Virtual staging grew in popularity after the San Francisco shelter in place (SIP) began in mid March. Buyers couldn’t physically get into properties for about two or three weeks, and listing agents had to quickly adapt to include virtual marketing pieces like 3D tours and photo galleries showing furniture in rooms that were technically empty. Stagers weren’t able to do their jobs, so staging wasn’t an option.
But now that we can physically show property and stagers are working again, it’s become obvious to me that virtual staging can only take sellers’ marketing so far. Sure, virtual staging is a lot less expensive for sellers than the real thing. Agents generally pay for the virtual staging on a per photo basis, so sellers avoid paying thousands of dollars for actual staging.
But as the old saying goes, you get what you pay for. Virtually staged photos and tours online can motivate buyers to schedule an appointment to see the property. And it’s sound practice to include photos that feature virtual staging alongside the empty rooms so buyers are clear that the rooms are empty.

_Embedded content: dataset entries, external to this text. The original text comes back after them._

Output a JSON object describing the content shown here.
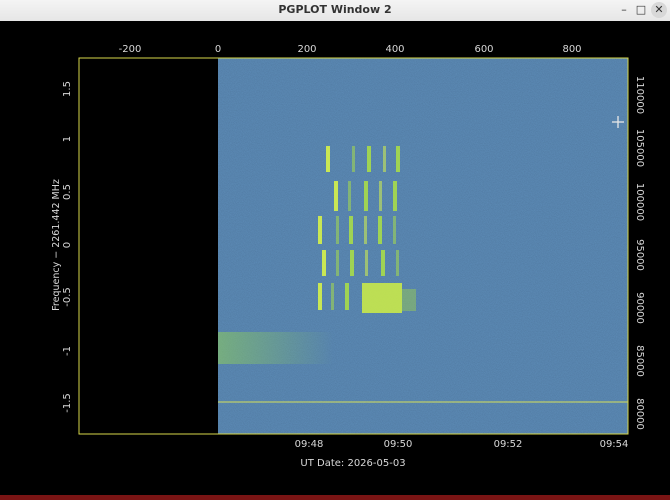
{
  "window": {
    "title": "PGPLOT Window 2",
    "minimize_glyph": "–",
    "maximize_glyph": "□",
    "close_glyph": "✕"
  },
  "plot": {
    "top_axis_ticks": [
      "-200",
      "0",
      "200",
      "400",
      "600",
      "800"
    ],
    "left_axis_ticks": [
      "1.5",
      "1",
      "0.5",
      "0",
      "-0.5",
      "-1",
      "-1.5"
    ],
    "right_axis_ticks": [
      "110000",
      "105000",
      "100000",
      "95000",
      "90000",
      "85000",
      "80000"
    ],
    "bottom_axis_ticks": [
      "09:48",
      "09:50",
      "09:52",
      "09:54"
    ],
    "ylabel": "Frequency − 2261.442 MHz",
    "xlabel": "UT Date: 2026-05-03",
    "colors": {
      "background_field": "#2f5886",
      "axis": "#d8d84a",
      "label": "#d8d8d8",
      "signal": "#d6f24a"
    }
  }
}
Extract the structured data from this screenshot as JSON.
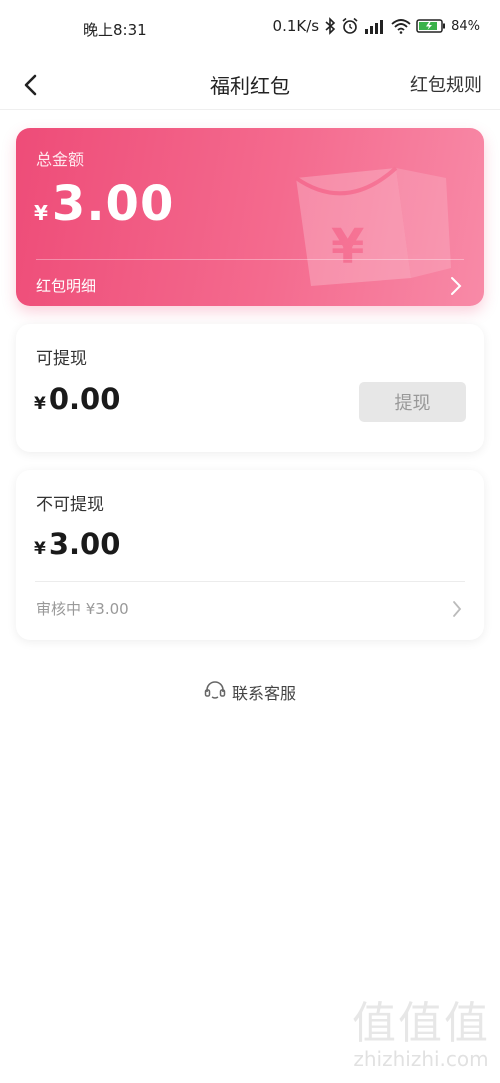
{
  "status_bar": {
    "time": "晚上8:31",
    "net_speed": "0.1K/s",
    "battery": "84%",
    "icons": [
      "bluetooth-icon",
      "alarm-icon",
      "signal-icon",
      "wifi-icon",
      "battery-icon"
    ]
  },
  "nav": {
    "title": "福利红包",
    "rule_link": "红包规则"
  },
  "total": {
    "label": "总金额",
    "currency": "¥",
    "amount": "3.00",
    "detail_label": "红包明细"
  },
  "withdrawable": {
    "label": "可提现",
    "currency": "¥",
    "amount": "0.00",
    "button_label": "提现"
  },
  "non_withdrawable": {
    "label": "不可提现",
    "currency": "¥",
    "amount": "3.00",
    "review_text": "审核中 ¥3.00"
  },
  "service": {
    "label": "联系客服"
  },
  "watermark": {
    "glyphs": "值值值",
    "text": "zhizhizhi.com"
  },
  "colors": {
    "card_gradient_start": "#ee4c78",
    "card_gradient_end": "#f88aa7",
    "button_disabled_bg": "#e7e7e7",
    "button_disabled_text": "#999999"
  }
}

But there’s still a big difference between visiting a staged house and an empty one, especially if the virtually staged version looks almost like a completely different property. I’ve seen examples of this lately, and it ends up doing a disservice to the property.
Staging is worth the cost, in my opinion, because it helps buyers emotionally connect with a home. Buyers can visualize themselves living in the space, and can aspire to live in the stylish, organized way that might currently elude them. And if a home has a challenging floor plan, staging can help bridge the gap between confusion and functionality.
I’ve had two recent showings with buyer clients at homes that were virtually staged. When my clients entered the properties, they were struck by how different the homes looked without the furniture. They left feeling lukewarm and didn’t end up taking any next steps.
Qualified buyers are out there looking at homes and ready to write offers. Sellers looking for top dollar—in what many would consider to be an uncertain market—should strongly consider springing for staging to seal the deal.